When it comes to that headline gender wage gap figure we all know so well — that full-time working women earn 78 cents for every dollar that men earn — there's a huge population of doubters.
Readers often remind me of this when I write about the gender wage gap. It's not fair to say that women make 78 cents on the dollar, one of the big arguments goes, because so much of that is about women's choices: more women choose to go into lower-paying fields, picking jobs and majors in education while men generally pick high-paying careers in engineering and tech.
A new working paper from the National Bureau of Economic Research suggests that something else might be at work here shaping the supposed "choices" girls and women make.

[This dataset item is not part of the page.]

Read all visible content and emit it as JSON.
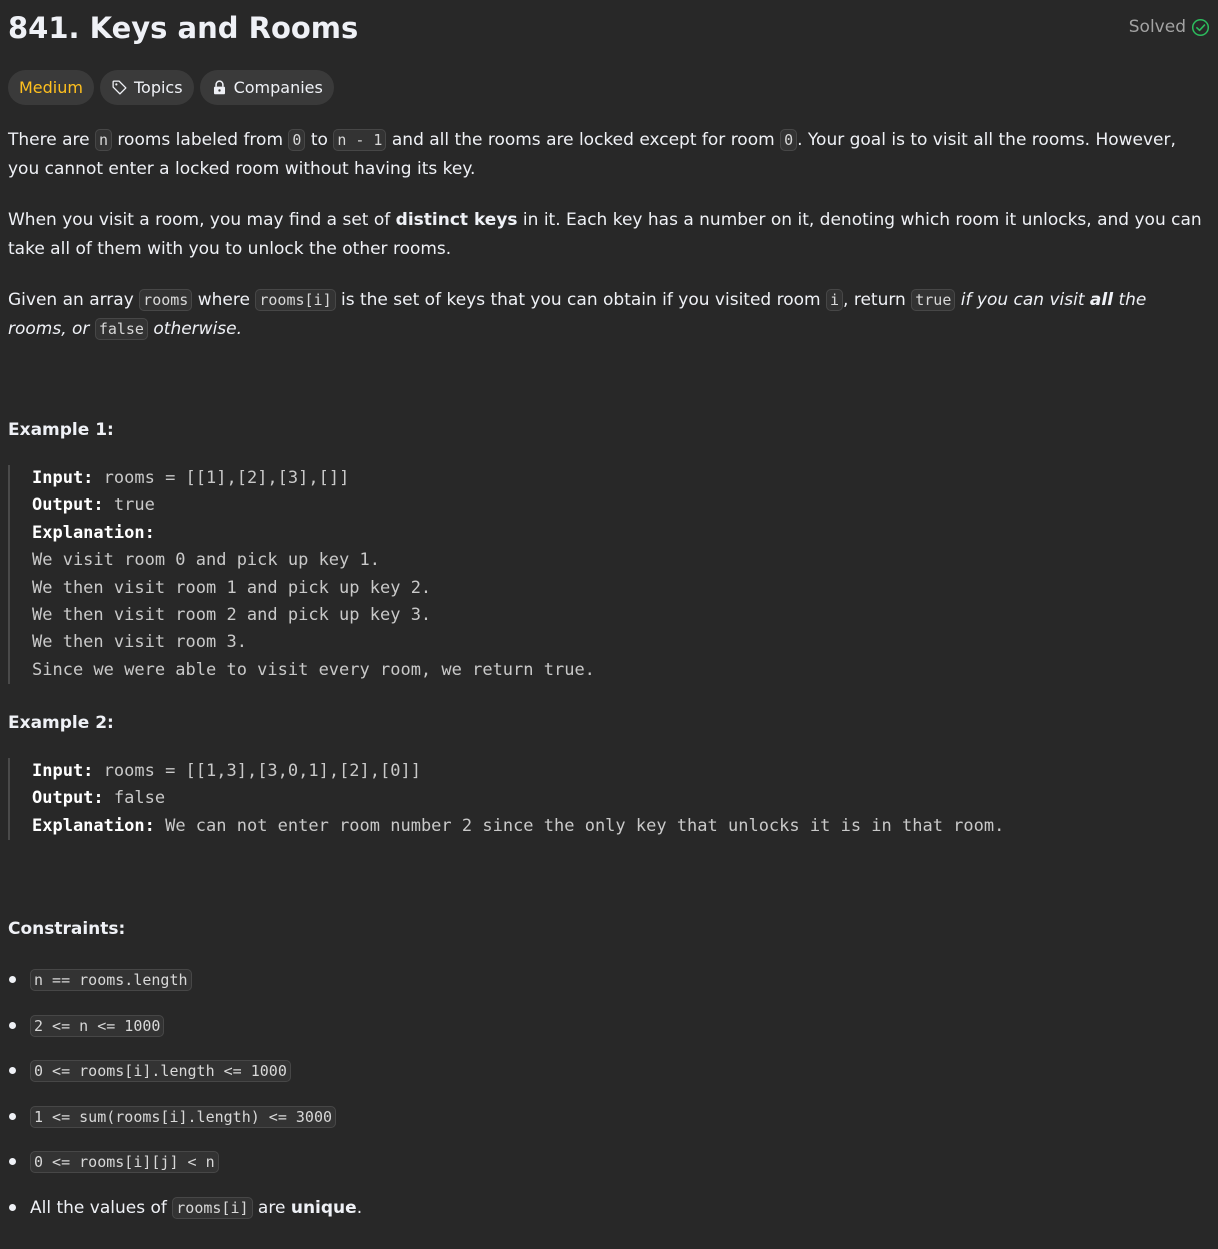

It shows that young girls' teachers have biases that push girls away from math and science early on, which could be influencing where they go later in life.
Economists Victor Lavy from the University of Warwick in the United Kingdom and Edith Sand from Israel's Tel Aviv University looked at Tel Aviv sixth graders' test scores both on standardized tests and internal tests in Hebrew, English, and math. The economists considered the difference between the internal tests (graded by a teacher who was aware of a given student's gender) and external tests (graded by outside assessors who didn't have student information) a measure of a teacher's bias — in this case, their attitudes about girls' and boys' different cognitive abilities.
They found that in sixth grade, girls underperformed in math in particular, relative to boys, when graded by their own school's teachers. Researchers concluded from their results that teachers had a "systematic bias against girls in the marking of math exams" — their scores overstated boys' math skills and understated girls' skills.
That gap had major effects just a few years later. The researchers then looked at these student's exams in eighth grade and in high school, as well as their enrollment in advanced courses in high school. Girls outscored boys in sixth grade, but they lost that lead later on. After controlling for other factors, researchers concluded that those early teacher biases led to significant improvements on the later math exams for boys and negative and significant effects in math for girls. There were similar effects on the likelihood of completing advanced math courses: positive for boys, negative for girls. That's particularly important, the authors write, because those advanced courses are prerequisites for studying fields like engineering and computer science in college.
As with any study, there are a few caveats: this is a working paper, meaning its results are preliminary, and it studied students in a different culture and school system, so we can't assume US students would see the exact same magnitudes of effects that the Israeli students did.
Nevertheless, it is evidence of the power of biases — discourage a child from pursuing a subject, and she will, years later, later perform worse on that subject (encourage her, meanwhile, and she'll do better). So when you discourage a whole swath of the population from pursuing high-paying fields, all those people will be much more likely to have lower-paying jobs.
Indeed, socialization takes hold early. Organizations invested in getting young girls interested in math and science struggle to do so. When a Pittsburgh science museum was criticized last year for holding a makeup workshop for Girl Scouts alongside robotics and engineering offerings for boys, the museum responded that it had tried offering girls those sorts of science events, but girls weren't interested.
And this sort of phenomenon has big implications for the gender wage gap debate. College majors are hugely important in determining future pay. Men tend to dominate in engineering fields, one of the highest-paying for early college graduates. More women, meanwhile, dominate in social work and education, which are low-paying fields.
This isn't just a problem for women; it's a problem for society. This study suggests that girls were just as capable as boys at math at the start of the observation period, but they were slowly pushed away from math. To diminish an entire demographic's talent at once is to squander their potential productivity, and economic growth.
Of course, there are lots of factors that go into the wage gap. Claudia Goldin, for example, has found that even in some of the highest-paying fields like finance and law, women fall far behind in pay, because those fields reward long hours — hours that women, saddled with childrearing and homemaking responsibilities, find harder to work than men. There's also evidence that women aren't as skilled at negotiating salaries.
But all these factors together reflect profound, entrenched inequalities in society. Make no mistake: women really do make 78 cents for every dollar men make, and that gap — all of it — signals that something is wrong.